In general all the liquids are isotropic with the use of isotropic etching undercutting of the mask and narrowing of the feature takes place. The designed feature size can be achieved by making mask larger, if the amount with which feature narrows in isotropic etch is known. Such patterns are as shown in the Fig. 1.11.
If the etching of a layer is faster in vertical direction than that in horizontal direction etching is called Anisotropic Etching.
2. Ion Enhanced and Ion Induced Etching:
In the beginning of this section, we have already studied that ion enhanced etching or ion induced etching takes place when ions are accelerated across plasma sheath under radio frequency conditions. Also the ions are accelerated only in vertical direction. The surfaces to be applied for etching are arranged horizontally. But still some ions travel horizontally because of horizontal component of velocity. Such component is combination of the thermal velocities and collisions of ions within plasma sheath. The ion beam is considered to travel vertically, so that wafer experiences ion bombardment. Such processes are effective in anisotropic etching.
3. Recombinant Species Mechanism:
Phosphorus doped silicon can be etched isotropically in Cl2 plasma. But if C2F6 is used as source gas, the same silicon can be etched anisotropically.
Then there are two main interactions take place at the surface namely etching and recombination represented by,
This reaction represented by equation (3) is dominant on the sidewalls of the feature. This shows that in the presence of the etch, the recombinent acts as sidewall passivant.
4. Sidewall Mechanism:
During the plasma etching process sometimes films are formed on the side walls of feature. These are of passivating type. Means these layers protect features from etching agents. Such sidewall depositions can be obtained from two mechanisms. In the first mechanism, the polymeric material is deposited which forms unsaturated CF2 radicals. In the second mechanism the etch product species stick and react with surface which are not exposed to ion bombardment.
5. Edge Profile Influencing Effects:
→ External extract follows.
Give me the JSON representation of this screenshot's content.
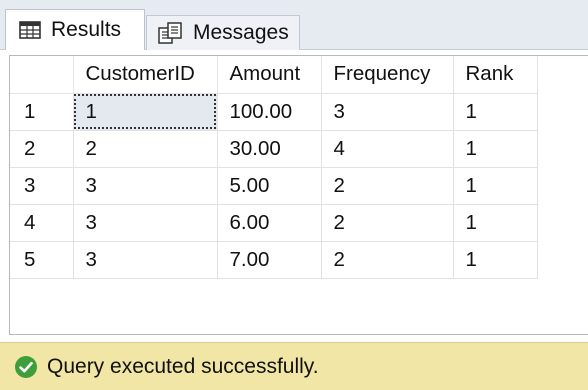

The sputtering rates are dependent on the angle of incidence of ions. In general, for most of the materials the angle is between 0 to 90°. Because of this surface sputtering takes place inclined to the angle of incidence. The physical sputtering of original resist feature is called faceting. And the inclined surface is called facet. When the edge of facet is directed downwards to the etching layer, then the taper is observed on the feature as shown in the Fig. 1.12.
Trenching is a phenomenon related to ion energy in which the etch rate enhances in the vicinity of masked feature. Trenching takes place by two mechanisms. In the first mechanism, the ions reflected from resist with low angles, forms very high flux at the walls of feature. This is possible with the ions moving horizontally which cause slight taper in sidewall.
In second mechanism, the bending electric field enhances ion flux at the feature edges, leading to trenching. But this mechanism is observed in conductors only.